The Coronavirus Aid, Relief, and Economic Security (CARES) Act created a fund for providers dealing with the coronavirus pandemic. As described by HHS, Provider Relief Funds, whicheventually totaled $175 billion, are required to be used
to prevent, prepare for, and respond to coronavirus, domestically or internationally, for necessary expenses to reimburse, through grants or other mechanisms, eligible health care providers for health care related expenses or lost revenue that are attributable to coronavirus.
HHS has issued multiple instructions and guidance documents setting out federal policy on how health care providers can spend PRF. Guidance issued September 19 prohibited providers “from using PRF payments to become more profitable than they were pre-pandemic.” The most recent guidance, issued October 22, explicitly reverses that September 19 policy.

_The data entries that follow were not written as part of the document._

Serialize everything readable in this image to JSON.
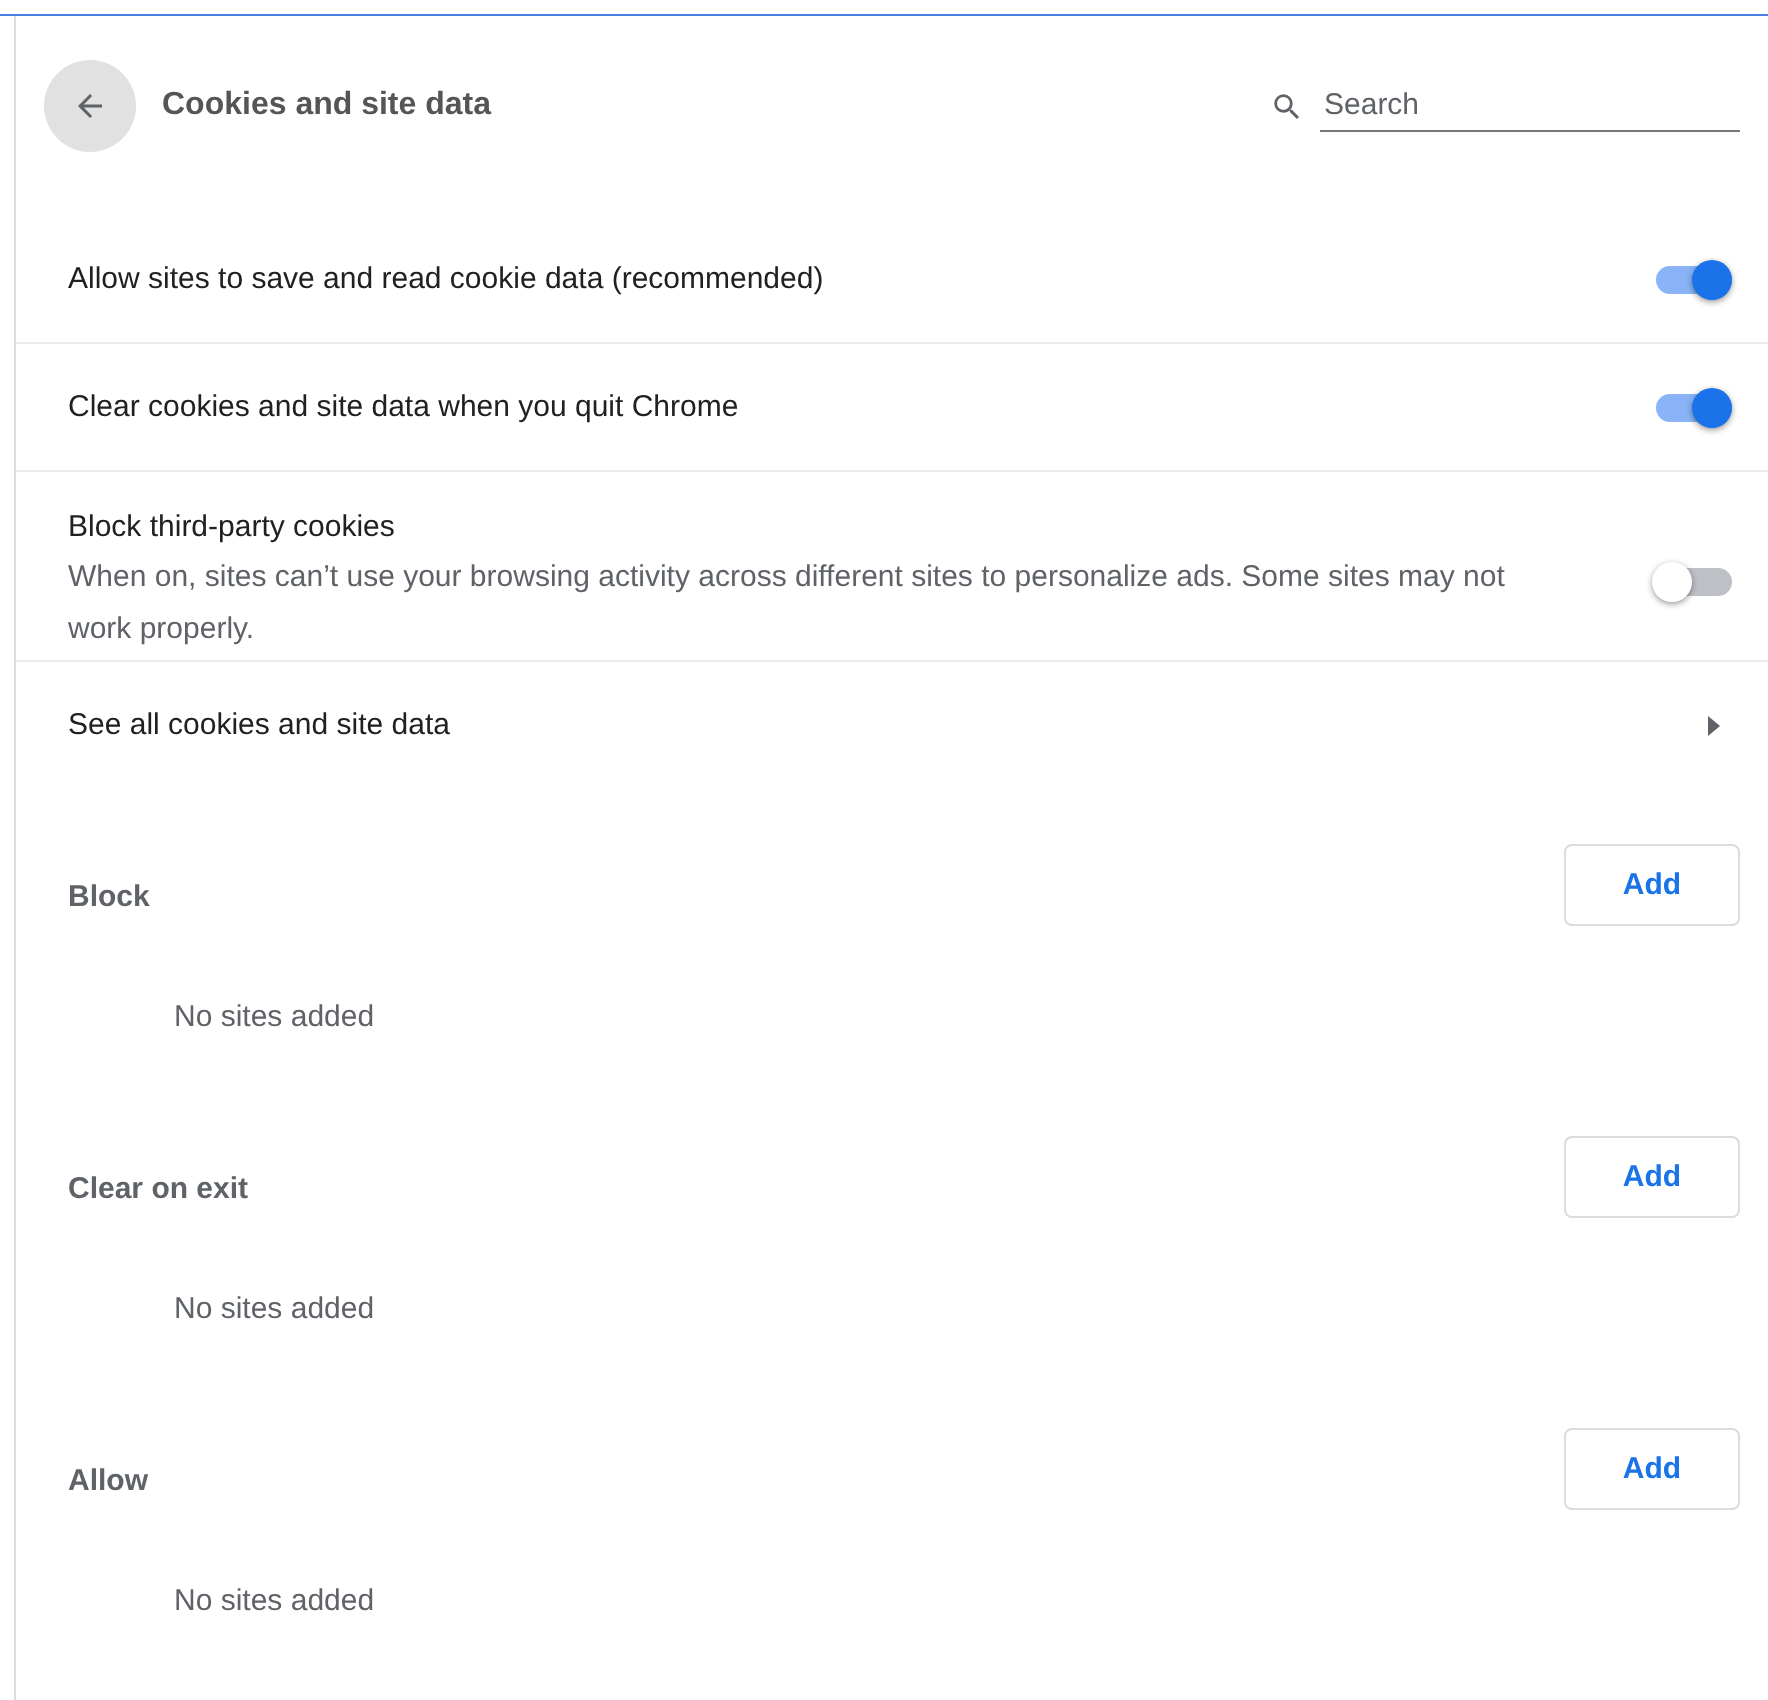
{
  "header": {
    "title": "Cookies and site data",
    "search": {
      "placeholder": "Search"
    }
  },
  "settings": [
    {
      "kind": "toggle",
      "label": "Allow sites to save and read cookie data (recommended)",
      "on": true
    },
    {
      "kind": "toggle",
      "label": "Clear cookies and site data when you quit Chrome",
      "on": true
    },
    {
      "kind": "toggle",
      "label": "Block third-party cookies",
      "description": "When on, sites can’t use your browsing activity across different sites to personalize ads. Some sites may not work properly.",
      "on": false
    },
    {
      "kind": "link",
      "label": "See all cookies and site data"
    }
  ],
  "sections": [
    {
      "title": "Block",
      "button": "Add",
      "empty": "No sites added"
    },
    {
      "title": "Clear on exit",
      "button": "Add",
      "empty": "No sites added"
    },
    {
      "title": "Allow",
      "button": "Add",
      "empty": "No sites added"
    }
  ]
}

Responding to concerns raised by “stakeholders and Members of Congress” that “PRF should allow a provider to apply PRF payments against all lost revenues without limitation,” HHS revised its policy and “amended its reporting instructions to provide for the full applicability PRF distributions to lost revenues.” In other words, instead of using Provider Relief Funds to hire desperately needed staff and to purchase essential personal protective equipment, providers are free to use the remaining $35 billion of PRF to compensate themselves for “lost revenues” that are attributable to the pandemic.

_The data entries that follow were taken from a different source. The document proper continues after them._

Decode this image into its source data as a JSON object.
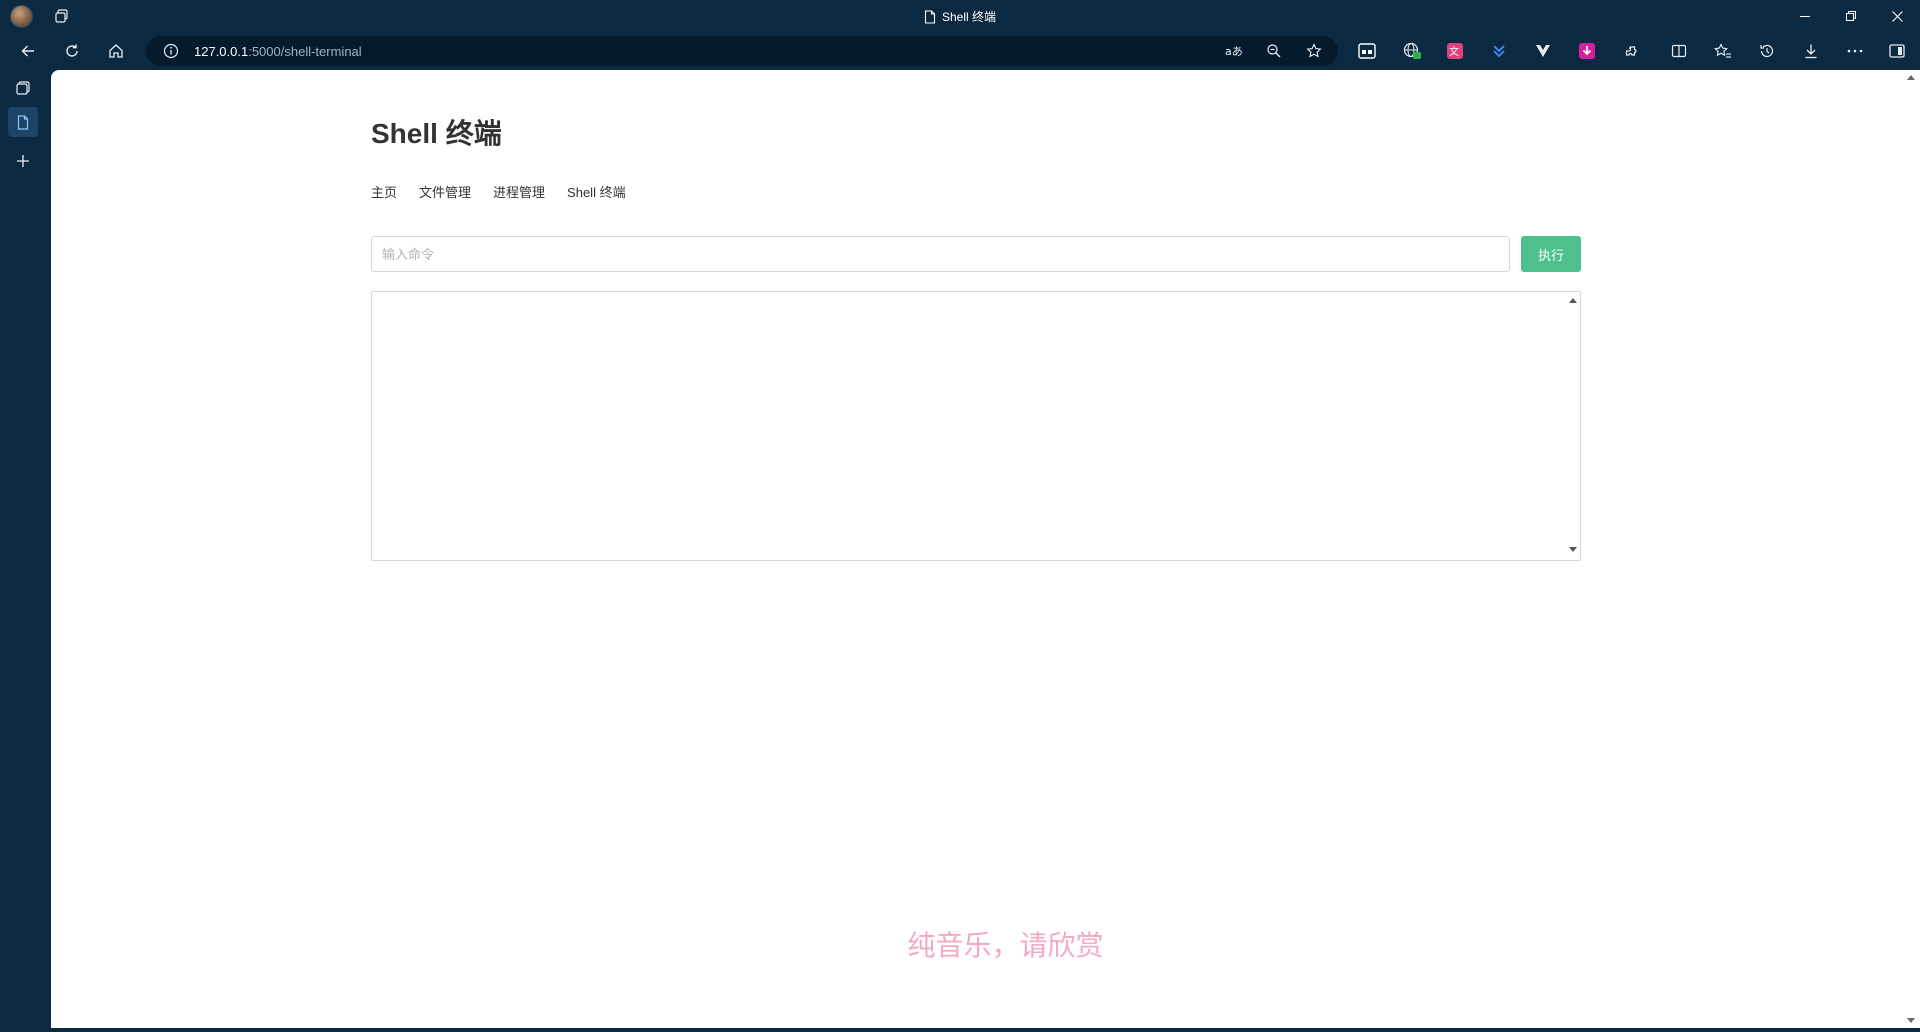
{
  "browser": {
    "tab_title": "Shell 终端",
    "url_host": "127.0.0.1",
    "url_rest": ":5000/shell-terminal"
  },
  "page": {
    "title": "Shell 终端",
    "nav": [
      "主页",
      "文件管理",
      "进程管理",
      "Shell 终端"
    ],
    "command_placeholder": "输入命令",
    "command_value": "",
    "execute_label": "执行",
    "output_text": "",
    "footer_text": "纯音乐，请欣赏"
  },
  "colors": {
    "chrome_bg": "#0c2942",
    "accent_button": "#4ec08e",
    "footer_text": "#f3a8c6"
  }
}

In the middle of an ever-worsening pandemic, it should go without saying that Congressionally-appropriated funds must be devoted to the care of patients and their caregivers, not to boosting providers’ bottom lines.
More than 84,000 residents and workers at nursing facilities have died of COVID-19, 38% of all deaths in the United States. Sufficient staffing and personal protective equipment are key to preventing or slowing the spread of COVID-19 in nursing facilities. The billions of public dollars available through the CARES Act must go to protecting public health and the public good.
October 29, 2020 – T. Edelman
 Brian E. McGarry, David C. Grabowski, and Michael L. Barnett, “Severe Staffing And Personal Protective Equipment Shortages Faced By Nursing Homes During The COVID-19 Pandemic,” Health Affairs (Aug. 20, 2020), https://www.healthaffairs.org/doi/full/10.1377/hlthaff.2020.01269; Peter Cox, “Minn. Nursing homes in rural areas see staff shortages worsen with COVID-19,” MPRNews (Oct. 26, 2020), https://www.mprnews.org/story/2020/10/26/minn-nursing-homes-in-rural-areas-see-staff-shortages-worsen-with-covid19; Shahla Farzan, “Pandemic Worsens Staff Shortages At St. Louis Nursing Homes, Putting Residents and Workers At Risk,” St. Louis Public Radio (Oct. 9, 2020), https://news.stlpublicradio.org/2020-10-09/pandemic-worsens-staff-shortages-at-st-louis-nursing-homes-putting-residents-and-workers-at-risk.
 HHS, “Reporting Requirements Policy Update” (Oct. 22, 2020), https://www.hhs.gov/sites/default/files/reporting-requirements-policy-update.pdf.
 “About 38% of U.S. Coronavirus Deaths Are Linked to Nursing Homes,” The New York Times (Oct. 20, 2020), https://www.nytimes.com/interactive/2020/us/coronavirus-nursing-homes.html.